[INPUT FOR THIS TASK]
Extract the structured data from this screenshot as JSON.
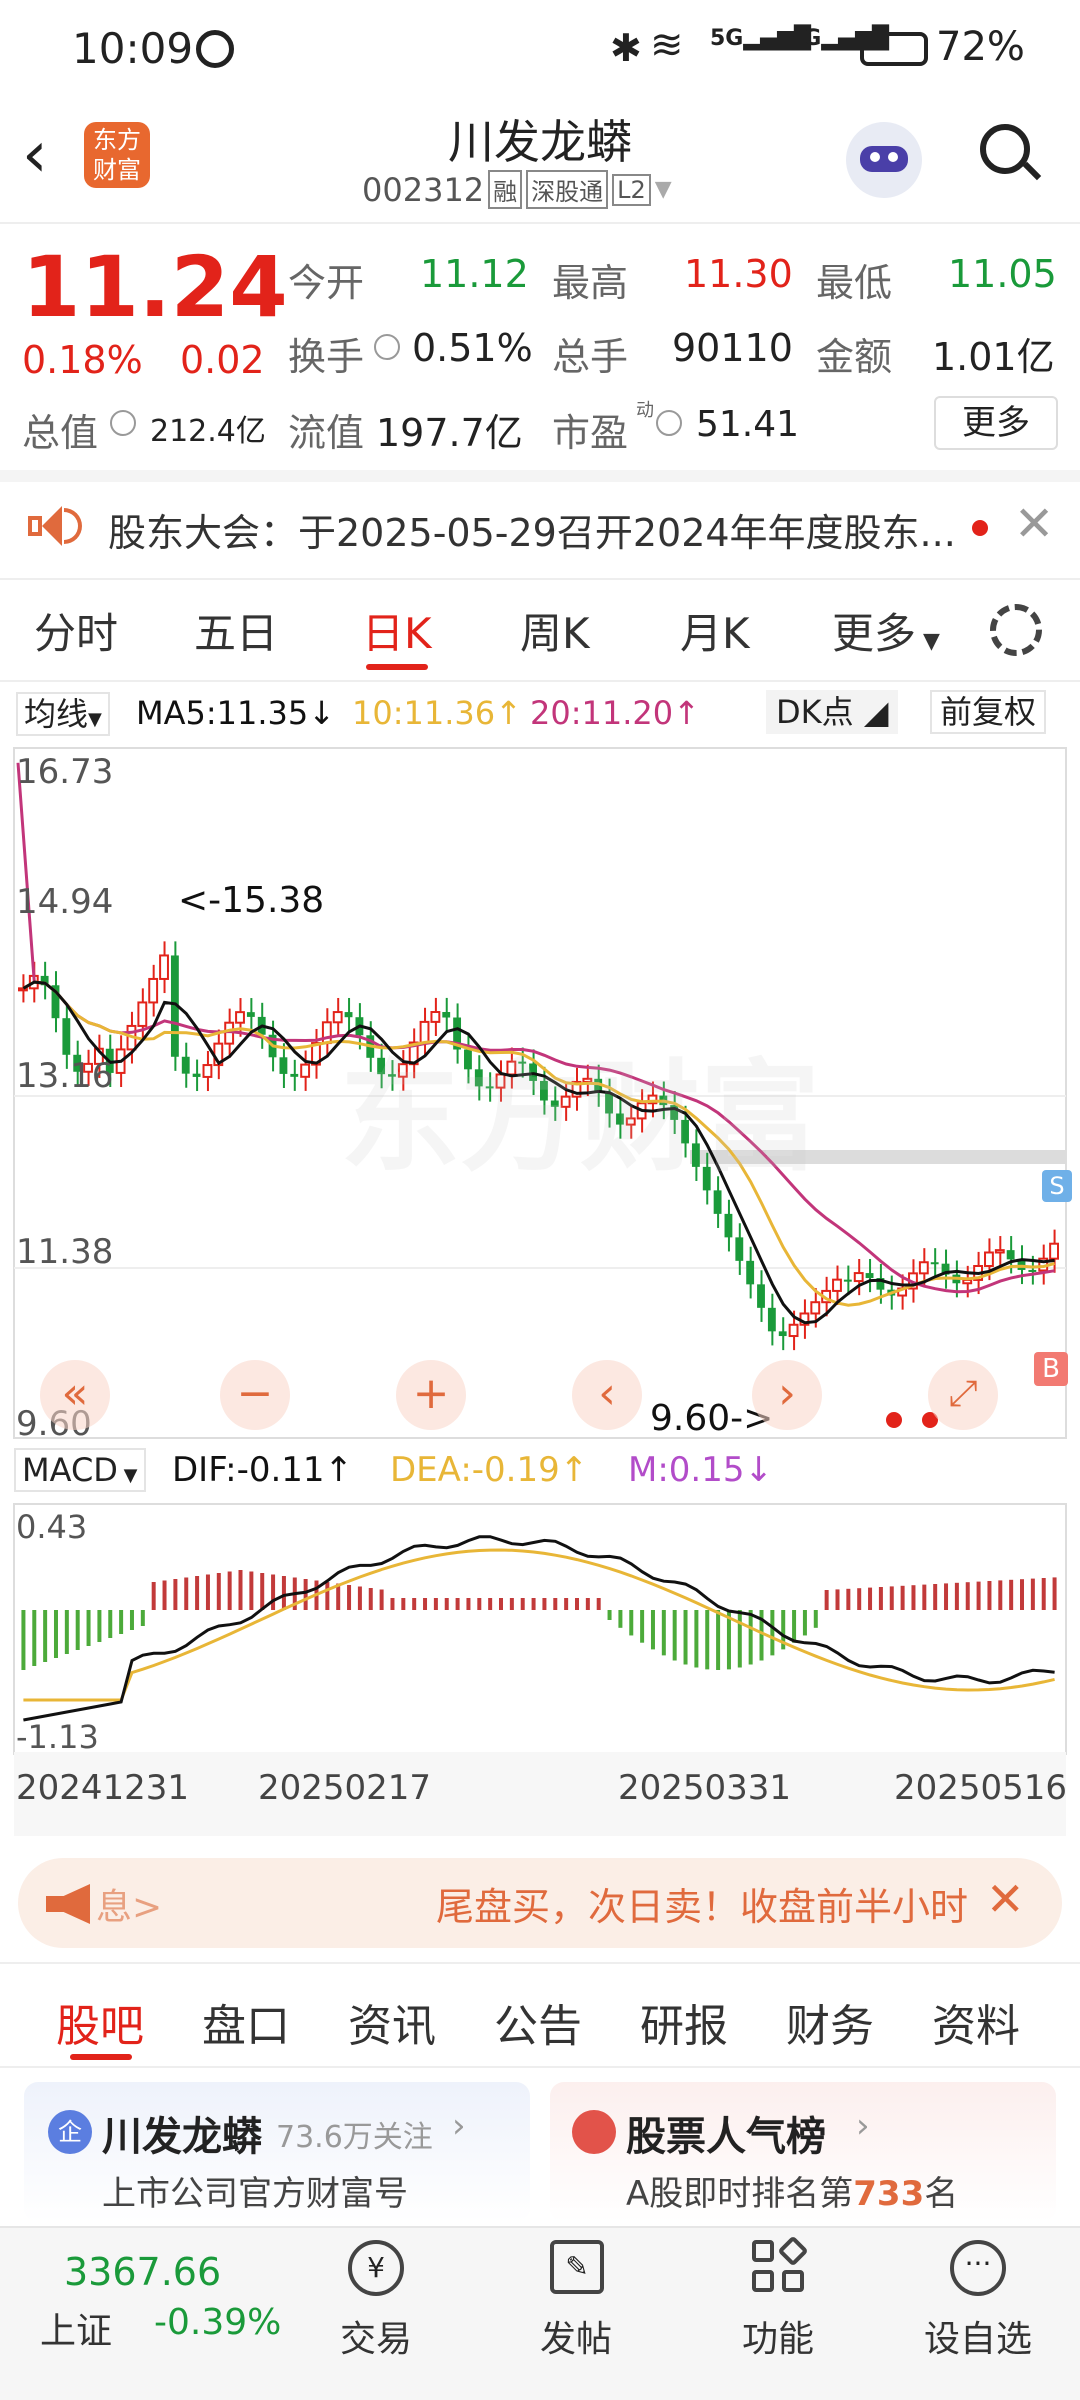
{
  "status": {
    "time": "10:09",
    "battery": "72%",
    "net1": "5G",
    "net2": "4G"
  },
  "header": {
    "title": "川发龙蟒",
    "code": "002312",
    "badges": [
      "融",
      "深股通",
      "L2"
    ],
    "logo_line1": "东方",
    "logo_line2": "财富"
  },
  "quote": {
    "price": "11.24",
    "pct": "0.18%",
    "chg": "0.02",
    "open_label": "今开",
    "open": "11.12",
    "high_label": "最高",
    "high": "11.30",
    "low_label": "最低",
    "low": "11.05",
    "turn_label": "换手",
    "turn": "0.51%",
    "vol_label": "总手",
    "vol": "90110",
    "amt_label": "金额",
    "amt": "1.01亿",
    "mcap_label": "总值",
    "mcap": "212.4亿",
    "float_label": "流值",
    "float": "197.7亿",
    "pe_label": "市盈",
    "pe_sup": "动",
    "pe": "51.41",
    "more": "更多"
  },
  "notice": {
    "text": "股东大会：于2025-05-29召开2024年年度股东..."
  },
  "tabs": [
    "分时",
    "五日",
    "日K",
    "周K",
    "月K",
    "更多"
  ],
  "ma": {
    "label": "均线",
    "ma5": "MA5:11.35↓",
    "ma10": "10:11.36↑",
    "ma20": "20:11.20↑",
    "dk": "DK点",
    "fq": "前复权"
  },
  "kchart": {
    "ticks": [
      "16.73",
      "14.94",
      "13.16",
      "11.38",
      "9.60"
    ],
    "max_note": "<-15.38",
    "min_note": "9.60->",
    "s_badge": "S",
    "b_badge": "B",
    "watermark": "东方财富"
  },
  "controls": {
    "first": "«",
    "minus": "−",
    "plus": "+",
    "prev": "‹",
    "next": "›"
  },
  "macd": {
    "label": "MACD",
    "dif": "DIF:-0.11↑",
    "dea": "DEA:-0.19↑",
    "m": "M:0.15↓",
    "top": "0.43",
    "bottom": "-1.13"
  },
  "dates": [
    "20241231",
    "20250217",
    "20250331",
    "20250516"
  ],
  "banner": {
    "left": "息>",
    "text": "尾盘买，次日卖！收盘前半小时"
  },
  "bottom_tabs": [
    "股吧",
    "盘口",
    "资讯",
    "公告",
    "研报",
    "财务",
    "资料"
  ],
  "cards": {
    "c1_title": "川发龙蟒",
    "c1_follow": "73.6万关注",
    "c1_sub": "上市公司官方财富号",
    "c2_title": "股票人气榜",
    "c2_sub_a": "A股即时排名第",
    "c2_rank": "733",
    "c2_sub_b": "名"
  },
  "nav": {
    "index_value": "3367.66",
    "index_name": "上证",
    "index_chg": "-0.39%",
    "items": [
      "交易",
      "发帖",
      "功能",
      "设自选"
    ]
  },
  "colors": {
    "up": "#e2231a",
    "down": "#1a9a3a",
    "ma5": "#111111",
    "ma10": "#e8b637",
    "ma20": "#c2357a"
  }
}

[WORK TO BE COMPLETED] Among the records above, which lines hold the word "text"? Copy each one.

[SOLUTION TO THIS EXERCISE]
    "text": "股东大会：于2025-05-29召开2024年年度股东..."
    "text": "尾盘买，次日卖！收盘前半小时"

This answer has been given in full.